'Accepting and respecting'

In his first interview since the end of Israel's war on Gaza, Mohammad el-Hindi, the leader of Islamic Jihad, said the biggest difference between factions is that difference between "accepting and respecting".

Speaking from an undisclosed location in Gaza, el-Hindi told Al Jazeera: "Fatah wants a national consensus government born out of these talks to accept previous agreements signed between Israel and the PLO.

"Hamas won't accept that, but says any government will respect them."

It is an ideological difference neither is willing to concede.

"The Palestinian President Mahmoud Abbas's demand that an incoming government accept previous agreements is wrong. Respecting previous agreements is sufficient for this transitional period up until the elections," el-Hindi says.

But Marwan Abdel Hamid, a senior adviser to Abbas, disagrees.

"You can't be elected into the Palestinian Authority, and then turn around and not recognise the fundamental international agreements that created the Palestinian Authority," he said.

"A child can't turn around and deny their mother. That's what Hamas is doing by not recognising previous agreements."

All or nothing

Furthermore, deciding how to actually carry out the elections has also been contentious.

Hamas wants 50 per cent of the seats in legislative elections assigned by proportional representation, and the other 50 per cent assigned by party lists that meet a specific threshold of votes received.

In this, Hamas is the odd man out. The other factions want seats assigned by 100 per cent direct proportional representation, creating a more pluralistic body.

Hamas is concerned this will give smaller factions greater influence in the formation of governments and policies.

In the end, every committee is linked to the other. The "all or nothing" approach means the stakes could not be higher for the Palestinian people.

"If these talks fail, the reality on the ground will be set in permanently," el-Heya cautions.

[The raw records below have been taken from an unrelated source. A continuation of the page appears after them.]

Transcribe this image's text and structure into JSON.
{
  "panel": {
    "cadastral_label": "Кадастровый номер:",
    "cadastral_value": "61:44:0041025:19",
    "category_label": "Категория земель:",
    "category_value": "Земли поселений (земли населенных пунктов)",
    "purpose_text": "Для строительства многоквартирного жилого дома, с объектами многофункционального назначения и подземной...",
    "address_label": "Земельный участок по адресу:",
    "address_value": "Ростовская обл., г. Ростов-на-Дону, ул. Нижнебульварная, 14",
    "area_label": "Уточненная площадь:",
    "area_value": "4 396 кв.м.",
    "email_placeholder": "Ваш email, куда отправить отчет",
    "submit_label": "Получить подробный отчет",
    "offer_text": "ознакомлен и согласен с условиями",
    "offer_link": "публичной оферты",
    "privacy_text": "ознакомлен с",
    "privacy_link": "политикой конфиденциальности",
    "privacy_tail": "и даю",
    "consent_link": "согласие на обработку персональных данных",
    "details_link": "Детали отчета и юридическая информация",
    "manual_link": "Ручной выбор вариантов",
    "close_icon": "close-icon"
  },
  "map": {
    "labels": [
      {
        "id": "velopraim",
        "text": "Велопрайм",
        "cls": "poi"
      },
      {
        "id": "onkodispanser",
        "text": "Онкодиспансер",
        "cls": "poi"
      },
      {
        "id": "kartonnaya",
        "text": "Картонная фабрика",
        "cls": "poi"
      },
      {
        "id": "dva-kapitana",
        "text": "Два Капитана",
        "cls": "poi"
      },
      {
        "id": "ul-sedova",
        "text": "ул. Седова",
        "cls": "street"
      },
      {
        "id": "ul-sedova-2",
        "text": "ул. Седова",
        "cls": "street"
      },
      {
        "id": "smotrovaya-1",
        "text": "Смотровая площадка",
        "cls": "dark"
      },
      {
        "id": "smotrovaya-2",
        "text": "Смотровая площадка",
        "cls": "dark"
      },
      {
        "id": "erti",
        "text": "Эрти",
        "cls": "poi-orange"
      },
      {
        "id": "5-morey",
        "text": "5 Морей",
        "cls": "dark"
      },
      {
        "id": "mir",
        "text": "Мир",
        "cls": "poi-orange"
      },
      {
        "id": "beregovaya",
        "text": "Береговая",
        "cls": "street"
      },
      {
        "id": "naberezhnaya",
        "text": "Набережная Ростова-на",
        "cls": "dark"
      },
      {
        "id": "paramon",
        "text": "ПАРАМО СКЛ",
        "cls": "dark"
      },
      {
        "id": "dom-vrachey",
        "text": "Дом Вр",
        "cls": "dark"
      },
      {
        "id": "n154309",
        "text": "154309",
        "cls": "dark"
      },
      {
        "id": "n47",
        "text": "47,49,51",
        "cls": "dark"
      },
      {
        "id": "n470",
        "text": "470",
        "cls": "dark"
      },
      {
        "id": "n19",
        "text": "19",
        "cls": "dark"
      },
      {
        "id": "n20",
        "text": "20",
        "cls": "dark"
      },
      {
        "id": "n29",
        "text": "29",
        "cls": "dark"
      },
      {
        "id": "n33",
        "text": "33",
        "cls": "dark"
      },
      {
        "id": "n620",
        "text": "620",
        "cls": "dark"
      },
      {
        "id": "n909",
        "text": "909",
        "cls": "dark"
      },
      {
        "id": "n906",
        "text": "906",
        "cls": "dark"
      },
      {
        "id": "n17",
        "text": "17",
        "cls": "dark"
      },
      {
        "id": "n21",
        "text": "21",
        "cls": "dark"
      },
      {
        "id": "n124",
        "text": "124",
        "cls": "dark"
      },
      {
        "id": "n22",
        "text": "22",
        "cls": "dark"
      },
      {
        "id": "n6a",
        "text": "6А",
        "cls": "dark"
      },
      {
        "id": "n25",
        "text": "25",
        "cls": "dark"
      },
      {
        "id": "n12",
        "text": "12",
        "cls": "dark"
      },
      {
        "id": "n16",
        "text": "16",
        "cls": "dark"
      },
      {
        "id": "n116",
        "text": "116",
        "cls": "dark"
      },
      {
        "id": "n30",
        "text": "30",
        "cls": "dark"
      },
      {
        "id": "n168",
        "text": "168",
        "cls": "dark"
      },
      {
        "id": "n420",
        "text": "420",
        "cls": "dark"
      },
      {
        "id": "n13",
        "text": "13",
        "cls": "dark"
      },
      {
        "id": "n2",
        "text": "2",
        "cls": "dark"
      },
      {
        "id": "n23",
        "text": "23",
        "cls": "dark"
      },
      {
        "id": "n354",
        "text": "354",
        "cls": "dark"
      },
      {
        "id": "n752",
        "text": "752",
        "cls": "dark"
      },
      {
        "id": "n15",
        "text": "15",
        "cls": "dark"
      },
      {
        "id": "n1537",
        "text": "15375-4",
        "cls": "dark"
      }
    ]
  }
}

"It will be impossible to carry out elections or reconciliation, and every faction will be in control of what it wants."

It will be a sad day for Palestinians, but one that many in Gaza expect is not far off.

Source: Al Jazeera